Tables of required quantities per worker cause us to shudder, as do the dancers grasping their own throat – and the conversion of people’s functioning into time and money. In the 77 minutes of the show’s length a textile worker earns 28 Cents, the German textile industry 1.4 Million Euros - shaming knowledge – followed by furious applause.
Mannheimer Morgen, Ralf-Carl Langhals
The globetrotter of dance: Even by the standards of a thoroughly international scene, her sphere of action could scarcely be wider. Working at the interface between stage direction, choreography and sociological field research, Helena Waldmann produces, tours and commits herself on a global scale – from the Middle East and Latin America to Asia and Africa. Her sure sense of the ever-existing contradictions of our lives and the fragility of our good fortune acts as her artistic compass. This is why Helena Waldmann's pieces are so touching. They aim at changing the audience and regularly address social and political issues. Waldmann's desire to fully immerse herself in different cultures and still maintain a critical distance is tangible in all her works. Her subjects range from the frightening, anarchic freedom of Alzheimer's (revolver besorgen) and the sensual game of dependency (BurkaBondage) to women in islamic countries, apparently so restricted but so free inwardly (Letters from Tentland). The project ensembles she tends to cast on site give an authenticity and intensity to her pieces which has become the trademark of her work. However, producing and directing do not seem to be sufficient to fully absorb Helena Waldmann. Workshops and teaching assignments lead this extraordinary cultural activist to institutions and universities all over the world.

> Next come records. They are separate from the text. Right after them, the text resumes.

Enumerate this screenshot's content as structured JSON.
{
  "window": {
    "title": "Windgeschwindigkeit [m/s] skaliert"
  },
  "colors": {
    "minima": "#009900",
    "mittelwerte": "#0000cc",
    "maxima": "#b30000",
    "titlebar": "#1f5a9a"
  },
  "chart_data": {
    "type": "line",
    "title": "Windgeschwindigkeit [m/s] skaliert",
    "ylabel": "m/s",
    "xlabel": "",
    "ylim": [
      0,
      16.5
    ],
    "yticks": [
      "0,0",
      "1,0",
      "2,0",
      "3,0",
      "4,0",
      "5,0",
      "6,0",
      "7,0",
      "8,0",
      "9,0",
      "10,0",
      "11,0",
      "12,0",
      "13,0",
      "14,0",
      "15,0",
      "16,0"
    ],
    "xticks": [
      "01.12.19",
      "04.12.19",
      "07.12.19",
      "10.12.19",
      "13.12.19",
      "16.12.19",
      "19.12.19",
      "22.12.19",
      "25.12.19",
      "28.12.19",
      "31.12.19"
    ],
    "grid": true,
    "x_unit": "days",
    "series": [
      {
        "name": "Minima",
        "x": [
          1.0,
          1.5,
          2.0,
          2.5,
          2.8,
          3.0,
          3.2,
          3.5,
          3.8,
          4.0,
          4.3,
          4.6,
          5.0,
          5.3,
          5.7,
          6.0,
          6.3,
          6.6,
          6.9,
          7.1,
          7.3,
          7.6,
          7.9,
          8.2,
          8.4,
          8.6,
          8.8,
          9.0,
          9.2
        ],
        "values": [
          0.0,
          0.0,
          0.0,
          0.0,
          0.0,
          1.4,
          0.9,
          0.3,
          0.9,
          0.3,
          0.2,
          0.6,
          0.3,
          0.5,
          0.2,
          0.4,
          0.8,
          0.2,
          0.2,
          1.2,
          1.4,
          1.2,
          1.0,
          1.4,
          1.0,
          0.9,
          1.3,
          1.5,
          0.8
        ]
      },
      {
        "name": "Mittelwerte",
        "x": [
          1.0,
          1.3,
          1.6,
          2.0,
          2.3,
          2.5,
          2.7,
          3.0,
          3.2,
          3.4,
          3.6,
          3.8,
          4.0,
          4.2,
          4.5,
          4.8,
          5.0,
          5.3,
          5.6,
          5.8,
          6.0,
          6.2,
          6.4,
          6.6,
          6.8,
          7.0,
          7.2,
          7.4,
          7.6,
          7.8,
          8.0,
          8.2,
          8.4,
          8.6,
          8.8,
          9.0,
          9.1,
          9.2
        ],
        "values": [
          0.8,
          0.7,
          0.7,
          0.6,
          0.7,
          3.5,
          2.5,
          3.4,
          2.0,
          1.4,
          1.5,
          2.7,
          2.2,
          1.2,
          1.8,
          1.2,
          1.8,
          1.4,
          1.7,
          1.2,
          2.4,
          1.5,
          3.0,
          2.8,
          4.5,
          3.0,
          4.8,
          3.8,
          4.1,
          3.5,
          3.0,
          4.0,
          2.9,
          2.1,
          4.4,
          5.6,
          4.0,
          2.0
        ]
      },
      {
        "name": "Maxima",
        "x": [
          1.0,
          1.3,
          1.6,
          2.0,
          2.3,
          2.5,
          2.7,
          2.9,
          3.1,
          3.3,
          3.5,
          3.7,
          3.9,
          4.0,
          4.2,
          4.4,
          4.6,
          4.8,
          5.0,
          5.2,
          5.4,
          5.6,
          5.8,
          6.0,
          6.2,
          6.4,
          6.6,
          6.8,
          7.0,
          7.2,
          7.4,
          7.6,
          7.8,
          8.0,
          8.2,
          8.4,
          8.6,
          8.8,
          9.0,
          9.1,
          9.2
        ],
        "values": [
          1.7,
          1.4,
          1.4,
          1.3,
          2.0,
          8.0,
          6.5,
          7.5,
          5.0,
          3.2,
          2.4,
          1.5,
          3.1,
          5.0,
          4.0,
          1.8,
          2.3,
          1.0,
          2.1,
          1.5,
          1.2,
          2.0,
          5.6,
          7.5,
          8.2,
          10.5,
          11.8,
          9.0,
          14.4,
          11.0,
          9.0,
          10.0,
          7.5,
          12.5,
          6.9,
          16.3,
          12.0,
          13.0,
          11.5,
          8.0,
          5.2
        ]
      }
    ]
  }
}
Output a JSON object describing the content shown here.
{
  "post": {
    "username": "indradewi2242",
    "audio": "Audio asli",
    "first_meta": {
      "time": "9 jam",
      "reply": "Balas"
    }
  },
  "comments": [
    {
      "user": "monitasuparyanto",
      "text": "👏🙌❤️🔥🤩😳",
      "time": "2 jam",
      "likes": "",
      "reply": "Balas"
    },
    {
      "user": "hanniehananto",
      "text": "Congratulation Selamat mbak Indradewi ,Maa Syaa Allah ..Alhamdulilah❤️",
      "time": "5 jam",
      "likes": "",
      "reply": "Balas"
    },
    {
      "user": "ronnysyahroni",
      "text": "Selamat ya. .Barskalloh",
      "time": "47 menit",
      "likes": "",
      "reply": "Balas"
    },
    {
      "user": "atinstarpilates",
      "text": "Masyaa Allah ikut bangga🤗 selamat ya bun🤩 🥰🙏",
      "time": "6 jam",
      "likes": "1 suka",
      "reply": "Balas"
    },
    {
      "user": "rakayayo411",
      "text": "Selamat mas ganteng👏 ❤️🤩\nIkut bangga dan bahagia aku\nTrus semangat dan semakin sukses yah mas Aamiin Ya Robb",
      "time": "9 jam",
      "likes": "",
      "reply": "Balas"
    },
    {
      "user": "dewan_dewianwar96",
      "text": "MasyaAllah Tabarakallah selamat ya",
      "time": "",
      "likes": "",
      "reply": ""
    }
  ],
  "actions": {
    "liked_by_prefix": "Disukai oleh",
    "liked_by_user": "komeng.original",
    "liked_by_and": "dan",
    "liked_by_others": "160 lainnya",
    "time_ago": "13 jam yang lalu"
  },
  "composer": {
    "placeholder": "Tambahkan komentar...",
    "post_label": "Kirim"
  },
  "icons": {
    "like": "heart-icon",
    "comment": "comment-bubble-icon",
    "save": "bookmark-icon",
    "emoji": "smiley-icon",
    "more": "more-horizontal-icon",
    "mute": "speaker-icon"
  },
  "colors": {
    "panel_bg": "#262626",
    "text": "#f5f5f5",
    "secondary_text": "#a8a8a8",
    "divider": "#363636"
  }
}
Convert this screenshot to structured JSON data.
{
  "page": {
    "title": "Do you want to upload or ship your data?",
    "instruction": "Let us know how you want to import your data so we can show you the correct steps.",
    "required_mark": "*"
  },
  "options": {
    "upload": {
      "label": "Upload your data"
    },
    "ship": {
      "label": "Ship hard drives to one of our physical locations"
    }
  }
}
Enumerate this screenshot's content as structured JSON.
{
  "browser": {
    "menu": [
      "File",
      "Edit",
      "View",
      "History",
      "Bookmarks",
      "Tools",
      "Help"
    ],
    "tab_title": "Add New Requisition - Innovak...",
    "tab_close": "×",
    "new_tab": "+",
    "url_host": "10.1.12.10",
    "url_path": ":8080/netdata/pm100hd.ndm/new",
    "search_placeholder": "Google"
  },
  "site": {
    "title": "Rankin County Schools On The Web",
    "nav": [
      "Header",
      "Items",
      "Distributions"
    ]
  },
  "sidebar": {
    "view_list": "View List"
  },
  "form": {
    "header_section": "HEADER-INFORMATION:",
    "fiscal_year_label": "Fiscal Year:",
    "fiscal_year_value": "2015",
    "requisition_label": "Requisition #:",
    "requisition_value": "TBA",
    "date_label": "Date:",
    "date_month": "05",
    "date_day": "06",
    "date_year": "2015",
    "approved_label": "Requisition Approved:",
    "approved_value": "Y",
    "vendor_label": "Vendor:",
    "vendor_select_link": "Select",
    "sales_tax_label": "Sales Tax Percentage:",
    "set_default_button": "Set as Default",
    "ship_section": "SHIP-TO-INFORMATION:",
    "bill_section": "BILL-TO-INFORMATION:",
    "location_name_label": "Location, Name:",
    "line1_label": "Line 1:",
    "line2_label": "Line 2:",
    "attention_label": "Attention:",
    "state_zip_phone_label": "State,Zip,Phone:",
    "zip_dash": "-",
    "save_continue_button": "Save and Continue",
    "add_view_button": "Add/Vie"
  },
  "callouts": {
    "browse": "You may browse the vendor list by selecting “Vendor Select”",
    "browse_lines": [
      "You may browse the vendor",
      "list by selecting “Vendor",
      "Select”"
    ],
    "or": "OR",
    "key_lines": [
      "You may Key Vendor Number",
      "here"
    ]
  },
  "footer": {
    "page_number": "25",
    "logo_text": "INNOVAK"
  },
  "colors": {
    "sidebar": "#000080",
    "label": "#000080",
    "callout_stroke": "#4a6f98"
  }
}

Made in Bangladesh
is a production by Helena Waldmann and ecotopia dance productions
In collaboration with
SHADHONA – A Center for the Advancement of Southasian Culture (BD) and Goethe-Institut Bangladesh
Theater im Pfalzbau Ludwigshafen (D)
Les Théâtres de La Ville de Luxembourg (L)
Goethe-Institut Bangladesh (BD)
Burghof Lörrach (D)
Forum Freies Theater Düsseldorf (D)
Tollhaus Karlsruhe (D)
Kurtheater Baden (CH)
funded by the
German Federal Cultural Foundation
Special thanks to Nazma Akhter, to the 13 workers as mentors of the dancers and to Green Ink from Dhaka
the book of the piece: leesmagazijn.nl